Results: The addition of water increased the rate of abla- tion and produced a more desirable surface morphology during enamel ablation with all the erbium systems. More- over, ablation was markedly more efficient for Q-switched (0.15 microsecond) versus free-running (150 microsecond) erbium laser pulses with the added water layer. Although the addition of a thick water layer reduced the rate of ablation during CO 2 laser ablation, the addition of the water removed undesirable deposits of non-apatite mine- ral phases from the crater surface. IR spectromicroscopy indicates that the chemical composition of the crater walls deviates markedly from that of hydroxyapatite after Er:YAG and CO 2 laser irradiation without added water. New mineral phases were resolved that have not been previously observed using conventional IR spectroscopy. There was extensive peripheral damage after irradiation with the Ho:YAG laser with and without added water without effective ablation of enamel.
Conclusions: We postulate that condensed mineral phases from the plume are deposited along the crater walls after repetitive laser pulses and such non-apatitic phases interfere with subsequent laser pulses during IR laser irradiation reducing the rate and efficiency of abla- tion. The ablative recoil associated with the displacement and vaporization of the applied water layer removes such loosely adherent phases maintaining efficient abla- tion during multiple pulse irradiation. Lasers Surg. Med.
Key words: erbium laser; CO 2 laser; dental laser tips
; laser ablation; infrared spectromicroscop.

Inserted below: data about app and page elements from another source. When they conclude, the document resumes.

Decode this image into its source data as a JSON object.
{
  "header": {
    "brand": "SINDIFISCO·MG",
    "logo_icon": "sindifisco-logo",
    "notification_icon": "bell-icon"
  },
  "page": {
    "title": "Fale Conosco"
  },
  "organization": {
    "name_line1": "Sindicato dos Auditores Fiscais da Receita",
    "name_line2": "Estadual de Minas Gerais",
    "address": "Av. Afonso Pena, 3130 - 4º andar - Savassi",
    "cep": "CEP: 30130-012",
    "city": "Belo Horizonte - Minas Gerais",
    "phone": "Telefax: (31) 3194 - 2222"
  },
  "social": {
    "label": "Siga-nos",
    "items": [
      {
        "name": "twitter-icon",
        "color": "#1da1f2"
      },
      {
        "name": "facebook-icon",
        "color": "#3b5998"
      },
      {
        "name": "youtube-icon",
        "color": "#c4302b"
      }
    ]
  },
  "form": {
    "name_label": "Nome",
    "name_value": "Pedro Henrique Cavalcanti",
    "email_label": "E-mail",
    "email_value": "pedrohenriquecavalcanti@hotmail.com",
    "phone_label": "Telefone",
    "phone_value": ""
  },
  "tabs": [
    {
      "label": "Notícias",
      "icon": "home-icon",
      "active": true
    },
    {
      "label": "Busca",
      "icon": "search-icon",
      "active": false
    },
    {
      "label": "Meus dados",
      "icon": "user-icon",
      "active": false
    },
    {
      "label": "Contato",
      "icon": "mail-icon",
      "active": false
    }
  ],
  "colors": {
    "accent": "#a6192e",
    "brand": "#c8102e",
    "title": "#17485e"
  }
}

INTRODUCTION It has been well established that extensive water ap- plication is necessary for the efficient ablation of dental hard tissues with Er:YAG and Er:YSGG laser irradiation. The mechanism of interaction between the water-layer, the laser radiation, and the hard tissues is not clearly understood and is somewhat controversial. Early mechani- stic studies focused on tissue dehydration [1– 4]. However, water absorption and diffusion studies in enamel indicate that only approximately half of the water is actually diffusible  and the rate for water diffusion is quite slow, on the order of several hours to days. Thermal analysis studies indicate that the tissue has to be heated to tem- peratures exceeding 200– 300 8 C before the diffusible water is removed . Higher temperatures of up to 800 8 C are required to remove the more tightly bound water . Therefore, it is unlikely that simple dehydration by dif- fusion has a significant effect during laser irradiation. Other more novel hypotheses include cavitation bubbles, accelerated water droplets, and apatite crystalline frag- ments. One proposed mechanism dubbed the ‘‘hydrokinetic effect’’ suggests that water droplets are rapidly accelerated into the enamel by absorption in the laser beam [7,8]. Altshluler et al. [9,10] have proposed that solid particles of ablated material are accelerated against the walls of the crater resulting in a polishing effect that removes debris and any protruding sharp edges. In the same study, the authors found that the ablation of enamel could be effectively enhanced by a factor of four via ablation with a quartz or sapphire contact-mode fiber during the initial few laser pulses. Solid particles were reflected by the fiber tip and particles originated from failure of the fiber.http://www.dentlasertip.com